“I was hurt because I thought my children wanted to make me happy and this boy was the source of my happiness,” Benjamin said.
Librada said their children opposed the idea “because they thought we were already too old to be worrying if Peter gets sick,” and about other problems associated with parenting.
“They wanted us to just enjoy each other… There was even a time they gave us a European tour for more than a month. They did not want us to worry about anything anymore,” she said.
The couple resorted to filing a simulated birth certificate in their desperation to “show the world” that Peter was their son. But in 2003, they again sought approval from their children, who readily agreed this time.
“That was a gift from God. I really prayed hard for it. I think they realized that’s the reason why mom and dad are living longer, happy and very proud. Each time it’s grading period in school, we always go up the stage to receive Peter’s awards,” Librada said.
She said that Peter, now in the second grade, always tops his class in mathematics, reading and English and is even a “high blue belter” in taekwondo.
“He is now at the top 10 of his class. He talks like an adult. This boy is very intelligent but sometimes so makulit (naughty). But we see to it that he will not be spoiled. We want him to be a God-fearing and a law-abiding citizen,” Librada said.
According to Benjamin, they told Peter about his status as an adopted child on Valentine’s Day last year, upon the prodding of their children.
“We were lying in bed when we told him the truth. He was listening intensely. After that, we asked him how he felt. He said he was okay,” Benjamin said.
Peter quipped: “I already knew. The maids told me but I did not believe… I am still happy. They take good care of me and I have a fun time living here.”
But the boy, Benjamin said, fell silent during their talk and suddenly asked them: “What if they (the Matas’ biological children) abandon me?”
The couple did not have an easy answer so they immediately called a “family counsel meeting.”
“During the meeting, our biological children professed their love for Peter and they promised to take care of him when we are gone.
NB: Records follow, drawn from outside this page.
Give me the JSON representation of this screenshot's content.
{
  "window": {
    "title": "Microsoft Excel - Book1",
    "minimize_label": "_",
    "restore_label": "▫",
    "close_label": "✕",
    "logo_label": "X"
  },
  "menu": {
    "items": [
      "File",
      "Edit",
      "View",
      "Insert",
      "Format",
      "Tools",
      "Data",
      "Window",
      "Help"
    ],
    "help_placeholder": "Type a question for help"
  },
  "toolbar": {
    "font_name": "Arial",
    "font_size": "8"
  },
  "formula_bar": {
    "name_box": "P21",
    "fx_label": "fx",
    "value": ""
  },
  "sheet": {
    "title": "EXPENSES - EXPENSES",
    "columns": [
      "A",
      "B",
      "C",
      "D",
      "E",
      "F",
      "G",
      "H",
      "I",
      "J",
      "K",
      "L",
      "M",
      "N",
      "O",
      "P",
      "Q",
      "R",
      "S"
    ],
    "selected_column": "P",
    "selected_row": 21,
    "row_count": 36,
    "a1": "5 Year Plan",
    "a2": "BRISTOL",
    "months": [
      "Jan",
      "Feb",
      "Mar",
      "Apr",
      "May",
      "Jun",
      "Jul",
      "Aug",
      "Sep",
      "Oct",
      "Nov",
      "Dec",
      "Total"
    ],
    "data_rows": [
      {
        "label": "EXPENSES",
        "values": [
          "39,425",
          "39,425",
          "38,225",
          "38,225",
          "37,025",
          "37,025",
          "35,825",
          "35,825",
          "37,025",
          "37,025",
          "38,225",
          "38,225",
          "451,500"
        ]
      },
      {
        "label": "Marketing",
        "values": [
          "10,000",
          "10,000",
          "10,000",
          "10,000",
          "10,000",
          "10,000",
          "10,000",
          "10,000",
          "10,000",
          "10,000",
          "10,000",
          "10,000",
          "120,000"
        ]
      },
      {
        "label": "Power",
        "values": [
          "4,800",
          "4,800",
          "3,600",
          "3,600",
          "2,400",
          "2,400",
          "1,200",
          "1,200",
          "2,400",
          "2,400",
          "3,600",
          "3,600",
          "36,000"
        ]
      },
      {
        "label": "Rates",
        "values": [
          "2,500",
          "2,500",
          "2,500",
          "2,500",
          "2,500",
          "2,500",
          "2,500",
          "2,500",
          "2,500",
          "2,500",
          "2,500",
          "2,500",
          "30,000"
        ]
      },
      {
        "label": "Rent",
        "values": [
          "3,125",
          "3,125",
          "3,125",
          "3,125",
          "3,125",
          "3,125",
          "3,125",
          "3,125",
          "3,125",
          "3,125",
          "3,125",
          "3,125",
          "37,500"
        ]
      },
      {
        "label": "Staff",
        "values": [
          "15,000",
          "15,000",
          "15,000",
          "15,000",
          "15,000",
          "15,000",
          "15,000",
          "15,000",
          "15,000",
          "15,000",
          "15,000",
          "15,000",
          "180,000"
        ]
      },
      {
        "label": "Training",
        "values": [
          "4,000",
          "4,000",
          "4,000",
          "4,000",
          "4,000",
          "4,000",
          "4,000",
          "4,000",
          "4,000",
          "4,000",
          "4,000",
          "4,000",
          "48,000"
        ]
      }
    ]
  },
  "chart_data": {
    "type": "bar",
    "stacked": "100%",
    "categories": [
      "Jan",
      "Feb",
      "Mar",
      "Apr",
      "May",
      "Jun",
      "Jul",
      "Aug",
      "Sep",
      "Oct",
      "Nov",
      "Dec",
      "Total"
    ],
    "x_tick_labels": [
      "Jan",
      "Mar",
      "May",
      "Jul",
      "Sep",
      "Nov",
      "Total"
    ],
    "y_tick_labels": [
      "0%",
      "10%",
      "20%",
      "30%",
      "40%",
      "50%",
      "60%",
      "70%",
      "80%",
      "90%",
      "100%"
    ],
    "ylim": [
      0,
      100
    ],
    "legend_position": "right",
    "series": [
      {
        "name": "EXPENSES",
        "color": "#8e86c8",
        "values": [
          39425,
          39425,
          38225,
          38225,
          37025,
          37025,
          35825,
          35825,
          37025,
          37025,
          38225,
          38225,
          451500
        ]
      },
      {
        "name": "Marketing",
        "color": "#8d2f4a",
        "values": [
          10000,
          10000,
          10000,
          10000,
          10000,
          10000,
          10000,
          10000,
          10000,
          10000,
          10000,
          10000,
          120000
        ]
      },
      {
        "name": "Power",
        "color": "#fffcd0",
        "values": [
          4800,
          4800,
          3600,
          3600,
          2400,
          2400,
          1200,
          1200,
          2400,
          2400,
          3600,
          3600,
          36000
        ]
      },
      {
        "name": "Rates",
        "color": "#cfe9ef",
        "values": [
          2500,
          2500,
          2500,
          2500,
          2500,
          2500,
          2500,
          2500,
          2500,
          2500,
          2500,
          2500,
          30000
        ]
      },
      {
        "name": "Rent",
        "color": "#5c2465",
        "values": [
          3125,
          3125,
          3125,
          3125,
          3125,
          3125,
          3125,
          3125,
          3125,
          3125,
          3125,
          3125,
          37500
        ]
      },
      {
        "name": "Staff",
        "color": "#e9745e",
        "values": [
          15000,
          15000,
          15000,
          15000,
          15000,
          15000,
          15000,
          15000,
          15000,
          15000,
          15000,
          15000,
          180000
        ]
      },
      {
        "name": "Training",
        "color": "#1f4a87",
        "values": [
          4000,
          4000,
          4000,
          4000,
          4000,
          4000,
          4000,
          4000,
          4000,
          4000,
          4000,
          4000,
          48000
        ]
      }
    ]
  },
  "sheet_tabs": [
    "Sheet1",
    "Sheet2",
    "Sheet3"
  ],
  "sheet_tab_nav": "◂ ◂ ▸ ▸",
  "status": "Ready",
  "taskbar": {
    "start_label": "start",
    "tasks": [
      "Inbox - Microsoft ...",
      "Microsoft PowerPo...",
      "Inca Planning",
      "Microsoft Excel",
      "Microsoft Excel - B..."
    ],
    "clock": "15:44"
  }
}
We all cried. That was one of the happiest moments in our life,” Benjamin said.